DDoS is known as the nightmare of websites. It causes websites to crash and become inaccessible to users. DDoS is a DOS attack where multiple systems, infected with a Trojan, are used to target a single system.
Basically, it disrupts a target network by inducing huge traffic, big enough to make networks incapable to handle it.
A network connection on the Internet is structured with many different layers. The DDoS attack targets the layer where web pages are generated on the server and delivered as a response to several HTTP requests. A single HTTP request can be expensive for the target server to respond to. This is because the creation of a web page takes the loading of multiple files and the running of database queries. Such DDoS attacks are difficult to stop as it is hard to flag the traffic as malicious.
Why Do You Need Website Security?
Website security is essential for your website’s existence. If your website happens to be infected, search engines will blacklist your website and bar it from the visitors.
Further, of all the content management systems, WordPress has been the most popular among attackers. There is no doubt that WordPress has worked hard to keep its core really secure. But, the same can’t be said about its plugins.
We have seen cases where attackers exploited vulnerabilities like disclosure of sensitive information, SQL injection, remote code execution, etc. in these plugins.
The most astounding fact is 98% contribution of third party plugins in malicious attacks on WordPress websites. This data is important as WordPress is considered one of the best Content Management Services(CMS) for website creation and SEO.
Economics of your website development can go in jeopardy if you are not vigil about your website’s security. According to Carbonite, the average downtime cost for a website is $427 per minute. 80% of small businesses have experienced downtime at some point, with costs ranging from $82,200 to $256,000 for a single event. So, this is for sure that investing in website security is worth more than spending money on data recovery and other legal hassles.
Turning the Key
Global website security has seen new dimensions added to its domain. We have seen a soaring rise in burst attacks, insider threats and many such attacks. There is a new breed of phishing activity by the creation of new domains attached to the spam campaigns, which are almost undetected. The risks of various Operating Systems in the market through a multi-vendor environment is also increasing.
There are regulations like PCI, PSS, HIPAA, SOX and the latest GDPR (General Data Protection Regulation) that can be integrated with the websites to make it more secure. Then there are COBIT framework guidelines that should be implemented to render secure websites.

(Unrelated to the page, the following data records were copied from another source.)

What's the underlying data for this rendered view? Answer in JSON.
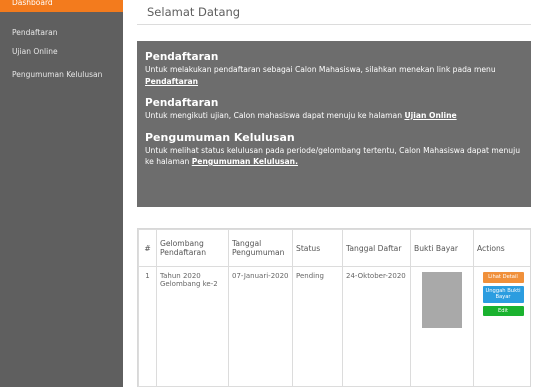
{
  "sidebar": {
    "active": "Dashboard",
    "items": [
      {
        "label": "Pendaftaran"
      },
      {
        "label": "Ujian Online"
      },
      {
        "label": "Pengumuman Kelulusan"
      }
    ]
  },
  "header": {
    "title": "Selamat Datang"
  },
  "info": {
    "blocks": [
      {
        "title": "Pendaftaran",
        "text": "Untuk melakukan pendaftaran sebagai Calon Mahasiswa, silahkan menekan link pada menu",
        "link": "Pendaftaran"
      },
      {
        "title": "Pendaftaran",
        "text": "Untuk mengikuti ujian, Calon mahasiswa dapat menuju ke halaman",
        "link": "Ujian Online"
      },
      {
        "title": "Pengumuman Kelulusan",
        "text": "Untuk melihat status kelulusan pada periode/gelombang tertentu, Calon Mahasiswa dapat menuju ke halaman",
        "link": "Pengumuman Kelulusan."
      }
    ]
  },
  "table": {
    "headers": [
      "#",
      "Gelombang Pendaftaran",
      "Tanggal Pengumuman",
      "Status",
      "Tanggal Daftar",
      "Bukti Bayar",
      "Actions"
    ],
    "rows": [
      {
        "no": "1",
        "gelombang": "Tahun 2020 Gelombang ke-2",
        "tanggal_pengumuman": "07-Januari-2020",
        "status": "Pending",
        "tanggal_daftar": "24-Oktober-2020"
      }
    ],
    "actions": {
      "detail": "Lihat Detail",
      "upload": "Unggah Bukti Bayar",
      "edit": "Edit"
    }
  },
  "colors": {
    "accent": "#f37b1d",
    "sidebar": "#5f5f5f",
    "panel": "#6d6d6d"
  }
}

So, now that you know what is website security? and why you need it? just plan website security, with your IT department or look for a website security plan in the market.
Have any thoughts about the article? let us know in the comment box 🙂